Anxiety, Depression & PTSD After a Minnesota Accident

March 31, 2022

In Minnesota, you have the right to recover damages if you are diagnosed with PTSD, anxiety, or depression after an accident. However, emotional injuries can be challenging to prove and link to an accident since symptoms can take weeks or months to appear. 

Can I Recover Damages For PTSD After an Accident?

Minneapolis personal injury victims can recover non-economic damages for PTSD and other emotional injuries. Damages is the legal term referring to the compensation awarded to injury victims after a preventable accident that the defendant is required to pay.

Non-economic damages represent a victim’s intangible and subjective losses (e.g., pain and suffering, emotional distress, etc.), compared to economic damages, which are actual losses (e.g., medical bills, lost income, property damage, etc.). However, when determining a settlement offer for PTSD, an insurance adjuster will generally consider the extent of your injuries and financial losses.

Typically, the greater your medical bills and your injuries’ impact on your life, the more compensation you can recover for PTSD and other psychological conditions. Because non-economic damages can be more challenging to prove to an insurer or the court, hiring a Minnesota Personal Injury Lawyer is often in your best interests. An attorney can help you collect evidence, such as expert testimony, counseling bills, journals, testimony from friends and family, etc., to establish how PTSD affects your wellbeing and daily life. 

Are there Limits to Damages For PTSD & Mental Health Ailments in Minnesota?

Yes, but only when it is a workers’ compensation claim or the claim involves the injury or death of a prison inmate or a patient of a state institution under the control of the commissioner of human services or the commissioner of veterans affairs. Then non-economic damages are not available. Minnesota does not limit the amount of damages an injury victim can recover for PTSD and other mental health ailments in most personal injury cases.


Proving Anxiety, Depression, or PTSD Related to an Accident 

Unlike a physical injury that can be substantiated with medical bills and lost income, linking a psychological condition to an accident can be much more challenging. The reason is that victims do not always suffer substantial financial losses due to anxiety, depression, or PTSD. 

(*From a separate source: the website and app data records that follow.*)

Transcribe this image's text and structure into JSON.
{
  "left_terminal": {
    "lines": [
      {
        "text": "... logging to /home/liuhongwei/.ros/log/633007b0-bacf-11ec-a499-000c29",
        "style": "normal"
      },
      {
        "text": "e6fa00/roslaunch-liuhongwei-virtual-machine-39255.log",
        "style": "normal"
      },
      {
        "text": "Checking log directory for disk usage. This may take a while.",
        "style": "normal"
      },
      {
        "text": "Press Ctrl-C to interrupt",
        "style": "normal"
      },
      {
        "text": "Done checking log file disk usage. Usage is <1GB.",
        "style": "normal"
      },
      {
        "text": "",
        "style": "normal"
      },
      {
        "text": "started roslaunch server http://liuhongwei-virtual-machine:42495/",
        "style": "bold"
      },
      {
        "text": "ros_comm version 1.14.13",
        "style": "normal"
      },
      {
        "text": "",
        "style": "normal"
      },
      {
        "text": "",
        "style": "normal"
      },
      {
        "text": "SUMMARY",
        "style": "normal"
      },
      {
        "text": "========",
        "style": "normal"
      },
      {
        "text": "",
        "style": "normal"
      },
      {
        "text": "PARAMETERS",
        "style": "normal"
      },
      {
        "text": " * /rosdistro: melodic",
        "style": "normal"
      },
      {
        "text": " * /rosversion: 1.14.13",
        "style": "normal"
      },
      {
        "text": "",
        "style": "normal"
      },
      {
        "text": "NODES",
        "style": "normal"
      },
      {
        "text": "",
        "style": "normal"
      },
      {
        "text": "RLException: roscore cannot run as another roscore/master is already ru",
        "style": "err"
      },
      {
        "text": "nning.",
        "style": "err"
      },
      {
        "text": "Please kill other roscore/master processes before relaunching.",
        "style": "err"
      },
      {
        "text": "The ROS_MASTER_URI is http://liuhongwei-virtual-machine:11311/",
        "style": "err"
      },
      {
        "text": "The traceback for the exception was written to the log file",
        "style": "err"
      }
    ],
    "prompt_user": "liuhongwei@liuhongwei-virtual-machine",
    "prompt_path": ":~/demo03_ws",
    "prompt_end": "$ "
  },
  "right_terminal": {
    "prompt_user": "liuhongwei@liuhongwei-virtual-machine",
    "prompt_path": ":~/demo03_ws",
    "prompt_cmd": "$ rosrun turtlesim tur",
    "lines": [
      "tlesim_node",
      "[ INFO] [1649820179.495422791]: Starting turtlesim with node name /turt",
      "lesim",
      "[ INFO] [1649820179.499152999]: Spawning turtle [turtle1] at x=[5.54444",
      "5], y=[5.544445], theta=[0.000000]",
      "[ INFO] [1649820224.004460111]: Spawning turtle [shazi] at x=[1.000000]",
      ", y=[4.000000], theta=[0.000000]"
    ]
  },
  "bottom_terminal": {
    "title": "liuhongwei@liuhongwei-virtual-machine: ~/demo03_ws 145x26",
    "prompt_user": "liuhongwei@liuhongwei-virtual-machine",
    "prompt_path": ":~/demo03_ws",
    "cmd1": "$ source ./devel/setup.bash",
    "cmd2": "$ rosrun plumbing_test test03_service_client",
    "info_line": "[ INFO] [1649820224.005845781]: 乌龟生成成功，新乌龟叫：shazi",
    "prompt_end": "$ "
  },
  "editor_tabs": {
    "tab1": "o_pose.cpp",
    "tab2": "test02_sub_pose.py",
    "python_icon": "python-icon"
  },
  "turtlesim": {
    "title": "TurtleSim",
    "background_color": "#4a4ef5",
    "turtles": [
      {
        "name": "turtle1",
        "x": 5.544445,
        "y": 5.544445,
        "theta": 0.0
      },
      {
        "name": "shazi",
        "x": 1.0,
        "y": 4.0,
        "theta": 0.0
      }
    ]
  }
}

To increase your claim’s chances of success, you must seek medical treatment as soon as possible after an accident, just as you would a physical injury, and again once symptoms begin. Being treated by a general physician, psychologist, therapist, counselor, etc. will provide medical records that can link your mental health ailment to the accident. For example: 

  • Records from visits to a physician or therapist. 
  • Insurance claims or receipts of payments for visits to a physician or therapist.  
  • Notes from your attending physician or therapist. 
  • Testimony from the attending physician or therapist. 
  • A list of prescribed medications from your physician or a psychologist and/or the receipts for their purchase. 
  • Testimony from family members and friends, confirming your mental state and its impact on your life.

Additionally, if you don’t already, your attorney will likely advise you to keep a journal of your day-to-day emotional and physical symptoms, experiences, and any limits on daily activities. All of which can be used as evidence in negotiations with an insurance company or at trial.